** DATA FOR THIS EXERCISE follows **
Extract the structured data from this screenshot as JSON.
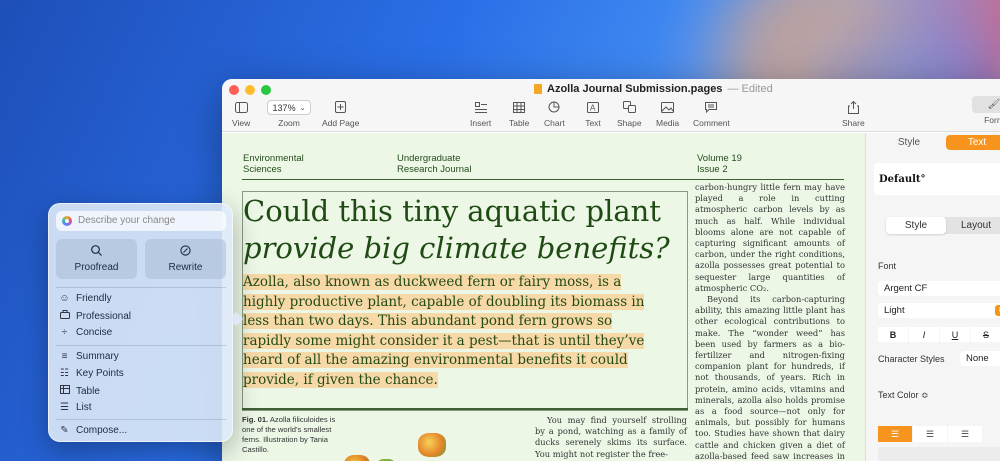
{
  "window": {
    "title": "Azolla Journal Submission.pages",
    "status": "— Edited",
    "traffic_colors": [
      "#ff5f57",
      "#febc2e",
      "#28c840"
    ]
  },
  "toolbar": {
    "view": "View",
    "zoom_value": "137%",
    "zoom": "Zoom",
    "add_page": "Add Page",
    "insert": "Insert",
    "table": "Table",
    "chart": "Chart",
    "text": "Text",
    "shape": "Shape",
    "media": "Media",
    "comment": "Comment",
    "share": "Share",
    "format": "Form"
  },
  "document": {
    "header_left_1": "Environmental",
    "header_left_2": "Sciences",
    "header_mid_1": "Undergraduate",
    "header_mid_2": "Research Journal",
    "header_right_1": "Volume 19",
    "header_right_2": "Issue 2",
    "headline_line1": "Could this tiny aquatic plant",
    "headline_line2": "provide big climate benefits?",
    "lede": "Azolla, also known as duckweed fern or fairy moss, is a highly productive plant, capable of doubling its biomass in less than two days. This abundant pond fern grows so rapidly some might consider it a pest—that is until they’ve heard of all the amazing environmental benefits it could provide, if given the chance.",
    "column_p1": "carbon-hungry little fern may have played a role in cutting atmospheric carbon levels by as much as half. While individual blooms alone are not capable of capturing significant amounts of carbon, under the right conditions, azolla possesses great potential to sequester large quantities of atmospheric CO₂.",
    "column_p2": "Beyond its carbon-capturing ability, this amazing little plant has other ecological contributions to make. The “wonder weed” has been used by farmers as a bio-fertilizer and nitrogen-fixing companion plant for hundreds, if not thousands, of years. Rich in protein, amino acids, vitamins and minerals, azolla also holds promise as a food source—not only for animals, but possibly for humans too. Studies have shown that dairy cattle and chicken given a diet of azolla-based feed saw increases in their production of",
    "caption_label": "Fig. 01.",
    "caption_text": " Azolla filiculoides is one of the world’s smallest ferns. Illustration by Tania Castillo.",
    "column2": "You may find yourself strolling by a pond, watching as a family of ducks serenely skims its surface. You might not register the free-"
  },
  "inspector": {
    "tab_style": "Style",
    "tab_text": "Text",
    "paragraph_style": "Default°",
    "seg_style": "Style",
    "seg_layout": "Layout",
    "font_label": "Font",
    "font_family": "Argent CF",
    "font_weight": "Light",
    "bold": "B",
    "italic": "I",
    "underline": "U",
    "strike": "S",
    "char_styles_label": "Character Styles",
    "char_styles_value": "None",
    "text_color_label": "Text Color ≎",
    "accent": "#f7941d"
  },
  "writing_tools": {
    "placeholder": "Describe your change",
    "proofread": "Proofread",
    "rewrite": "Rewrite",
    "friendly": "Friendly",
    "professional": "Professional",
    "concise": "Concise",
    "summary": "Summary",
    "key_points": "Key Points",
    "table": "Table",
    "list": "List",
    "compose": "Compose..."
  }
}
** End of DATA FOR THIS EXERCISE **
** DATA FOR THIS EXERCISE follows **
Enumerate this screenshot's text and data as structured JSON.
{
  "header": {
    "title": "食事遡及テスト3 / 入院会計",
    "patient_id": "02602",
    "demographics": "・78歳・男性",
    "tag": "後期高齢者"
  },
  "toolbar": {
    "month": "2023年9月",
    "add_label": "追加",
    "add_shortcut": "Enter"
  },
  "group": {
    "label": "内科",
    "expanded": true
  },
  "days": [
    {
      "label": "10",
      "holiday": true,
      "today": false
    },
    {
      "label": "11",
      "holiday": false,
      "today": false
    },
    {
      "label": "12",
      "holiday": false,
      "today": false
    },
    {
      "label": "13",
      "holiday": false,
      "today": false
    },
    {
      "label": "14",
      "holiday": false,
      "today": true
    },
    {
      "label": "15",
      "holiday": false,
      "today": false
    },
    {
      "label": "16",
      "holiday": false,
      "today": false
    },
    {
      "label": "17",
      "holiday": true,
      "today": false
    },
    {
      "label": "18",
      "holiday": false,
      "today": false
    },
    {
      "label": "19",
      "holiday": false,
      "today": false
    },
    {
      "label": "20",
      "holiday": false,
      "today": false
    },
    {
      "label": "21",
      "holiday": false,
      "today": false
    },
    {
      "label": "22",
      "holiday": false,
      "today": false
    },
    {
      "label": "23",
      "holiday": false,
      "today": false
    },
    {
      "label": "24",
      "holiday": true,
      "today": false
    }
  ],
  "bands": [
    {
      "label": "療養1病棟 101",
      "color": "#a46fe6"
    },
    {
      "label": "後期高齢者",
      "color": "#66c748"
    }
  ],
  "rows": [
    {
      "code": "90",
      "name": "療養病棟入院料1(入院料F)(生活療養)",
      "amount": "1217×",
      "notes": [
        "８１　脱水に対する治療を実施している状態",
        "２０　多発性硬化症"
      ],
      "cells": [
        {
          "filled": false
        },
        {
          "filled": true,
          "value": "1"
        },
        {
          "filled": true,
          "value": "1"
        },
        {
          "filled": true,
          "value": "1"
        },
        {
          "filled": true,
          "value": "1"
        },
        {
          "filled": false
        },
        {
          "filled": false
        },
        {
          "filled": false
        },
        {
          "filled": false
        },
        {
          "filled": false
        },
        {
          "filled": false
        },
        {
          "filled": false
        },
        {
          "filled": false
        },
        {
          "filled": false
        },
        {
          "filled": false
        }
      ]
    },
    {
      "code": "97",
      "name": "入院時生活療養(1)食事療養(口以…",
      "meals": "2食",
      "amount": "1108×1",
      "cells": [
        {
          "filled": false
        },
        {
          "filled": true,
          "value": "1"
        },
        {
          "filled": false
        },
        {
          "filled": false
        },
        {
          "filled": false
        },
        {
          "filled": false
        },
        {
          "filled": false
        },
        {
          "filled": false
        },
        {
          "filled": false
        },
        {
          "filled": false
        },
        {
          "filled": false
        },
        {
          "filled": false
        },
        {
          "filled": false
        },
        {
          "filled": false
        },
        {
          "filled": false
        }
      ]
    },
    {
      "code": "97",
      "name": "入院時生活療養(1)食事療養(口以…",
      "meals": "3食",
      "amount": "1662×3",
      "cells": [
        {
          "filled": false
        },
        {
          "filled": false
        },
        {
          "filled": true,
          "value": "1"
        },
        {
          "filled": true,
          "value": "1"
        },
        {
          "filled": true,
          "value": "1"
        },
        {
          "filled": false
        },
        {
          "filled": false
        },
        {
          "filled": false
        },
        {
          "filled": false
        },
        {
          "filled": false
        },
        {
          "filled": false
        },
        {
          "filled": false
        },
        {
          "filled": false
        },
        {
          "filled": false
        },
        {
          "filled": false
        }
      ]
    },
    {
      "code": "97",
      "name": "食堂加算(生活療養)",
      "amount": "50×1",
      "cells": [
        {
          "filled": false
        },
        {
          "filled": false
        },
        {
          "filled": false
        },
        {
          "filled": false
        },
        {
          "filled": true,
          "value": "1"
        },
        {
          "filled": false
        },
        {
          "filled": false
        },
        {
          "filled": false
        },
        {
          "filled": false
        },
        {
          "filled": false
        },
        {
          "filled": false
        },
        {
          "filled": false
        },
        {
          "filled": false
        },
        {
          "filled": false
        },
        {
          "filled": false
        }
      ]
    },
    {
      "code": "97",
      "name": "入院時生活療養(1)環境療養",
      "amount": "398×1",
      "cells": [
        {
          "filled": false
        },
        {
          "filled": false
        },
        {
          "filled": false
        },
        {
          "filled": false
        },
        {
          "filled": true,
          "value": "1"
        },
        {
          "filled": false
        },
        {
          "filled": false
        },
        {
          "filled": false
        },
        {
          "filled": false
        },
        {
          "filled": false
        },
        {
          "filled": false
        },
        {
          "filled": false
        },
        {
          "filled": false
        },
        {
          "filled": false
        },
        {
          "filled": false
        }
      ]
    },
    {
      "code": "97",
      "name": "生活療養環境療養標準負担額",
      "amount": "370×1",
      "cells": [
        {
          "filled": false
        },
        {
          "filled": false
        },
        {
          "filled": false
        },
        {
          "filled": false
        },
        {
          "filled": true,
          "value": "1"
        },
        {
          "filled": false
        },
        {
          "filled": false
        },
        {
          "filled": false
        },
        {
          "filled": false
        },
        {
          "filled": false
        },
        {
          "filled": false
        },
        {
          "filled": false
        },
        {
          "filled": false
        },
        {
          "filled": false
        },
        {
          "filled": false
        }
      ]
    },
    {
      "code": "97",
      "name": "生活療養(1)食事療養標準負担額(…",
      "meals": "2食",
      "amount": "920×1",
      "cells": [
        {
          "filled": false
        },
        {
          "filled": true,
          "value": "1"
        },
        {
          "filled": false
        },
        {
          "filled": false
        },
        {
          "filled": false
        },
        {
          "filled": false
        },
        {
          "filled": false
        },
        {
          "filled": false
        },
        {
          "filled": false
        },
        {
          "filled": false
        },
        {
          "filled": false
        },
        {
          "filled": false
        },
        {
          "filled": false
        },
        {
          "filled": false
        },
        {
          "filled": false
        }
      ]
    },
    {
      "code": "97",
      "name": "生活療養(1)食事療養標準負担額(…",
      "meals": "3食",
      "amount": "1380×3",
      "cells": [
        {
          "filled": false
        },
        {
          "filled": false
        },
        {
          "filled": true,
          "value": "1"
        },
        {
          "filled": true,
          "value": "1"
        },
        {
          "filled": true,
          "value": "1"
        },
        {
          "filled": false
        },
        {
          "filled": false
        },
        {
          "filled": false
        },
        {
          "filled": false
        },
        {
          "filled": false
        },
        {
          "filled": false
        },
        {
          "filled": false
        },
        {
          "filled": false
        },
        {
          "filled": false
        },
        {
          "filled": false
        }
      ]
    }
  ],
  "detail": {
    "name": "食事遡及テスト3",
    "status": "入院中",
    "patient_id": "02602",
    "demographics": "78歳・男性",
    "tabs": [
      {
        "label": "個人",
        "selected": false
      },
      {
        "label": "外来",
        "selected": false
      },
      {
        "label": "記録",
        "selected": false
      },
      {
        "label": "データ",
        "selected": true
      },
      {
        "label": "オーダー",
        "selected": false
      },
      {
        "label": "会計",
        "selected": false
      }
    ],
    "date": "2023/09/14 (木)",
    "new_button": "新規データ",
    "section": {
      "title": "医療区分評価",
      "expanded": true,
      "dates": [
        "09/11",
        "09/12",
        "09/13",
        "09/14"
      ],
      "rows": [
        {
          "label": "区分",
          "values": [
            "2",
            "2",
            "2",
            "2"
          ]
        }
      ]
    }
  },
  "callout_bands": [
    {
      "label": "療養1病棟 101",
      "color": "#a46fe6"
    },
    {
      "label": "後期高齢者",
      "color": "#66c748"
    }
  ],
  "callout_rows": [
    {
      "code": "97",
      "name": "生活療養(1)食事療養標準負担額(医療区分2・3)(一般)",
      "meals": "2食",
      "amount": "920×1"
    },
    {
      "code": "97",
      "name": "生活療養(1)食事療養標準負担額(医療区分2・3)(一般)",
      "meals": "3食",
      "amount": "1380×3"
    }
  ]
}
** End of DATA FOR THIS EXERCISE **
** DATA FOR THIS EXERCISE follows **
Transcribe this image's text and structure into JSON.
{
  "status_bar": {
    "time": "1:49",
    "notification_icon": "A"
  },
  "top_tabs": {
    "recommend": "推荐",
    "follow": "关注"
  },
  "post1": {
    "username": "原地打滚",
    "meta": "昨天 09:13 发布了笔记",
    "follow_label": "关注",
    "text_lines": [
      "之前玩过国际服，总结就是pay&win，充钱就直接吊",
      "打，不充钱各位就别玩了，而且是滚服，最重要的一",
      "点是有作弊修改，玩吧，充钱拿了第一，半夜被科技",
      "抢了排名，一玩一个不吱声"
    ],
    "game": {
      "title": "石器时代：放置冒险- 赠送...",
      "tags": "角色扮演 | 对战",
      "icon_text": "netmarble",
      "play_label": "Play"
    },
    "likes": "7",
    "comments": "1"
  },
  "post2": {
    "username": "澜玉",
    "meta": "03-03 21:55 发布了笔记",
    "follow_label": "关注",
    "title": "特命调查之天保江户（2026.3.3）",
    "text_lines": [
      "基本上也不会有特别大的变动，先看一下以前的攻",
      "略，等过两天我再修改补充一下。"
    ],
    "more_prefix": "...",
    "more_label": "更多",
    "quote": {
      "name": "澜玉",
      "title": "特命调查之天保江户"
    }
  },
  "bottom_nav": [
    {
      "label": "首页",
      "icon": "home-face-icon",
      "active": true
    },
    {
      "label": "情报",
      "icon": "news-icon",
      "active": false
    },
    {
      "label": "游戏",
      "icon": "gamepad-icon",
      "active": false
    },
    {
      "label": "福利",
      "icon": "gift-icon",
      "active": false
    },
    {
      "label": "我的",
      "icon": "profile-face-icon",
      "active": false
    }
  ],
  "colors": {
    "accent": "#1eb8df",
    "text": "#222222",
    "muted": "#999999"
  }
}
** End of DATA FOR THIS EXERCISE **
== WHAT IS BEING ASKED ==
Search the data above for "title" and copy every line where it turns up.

== SOLUTION ==
    "title": "Azolla Journal Submission.pages",
    "title": "食事遡及テスト3 / 入院会計",
      "title": "医療区分評価",
      "title": "石器时代：放置冒险- 赠送...",
    "title": "特命调查之天保江户（2026.3.3）",
      "title": "特命调查之天保江户"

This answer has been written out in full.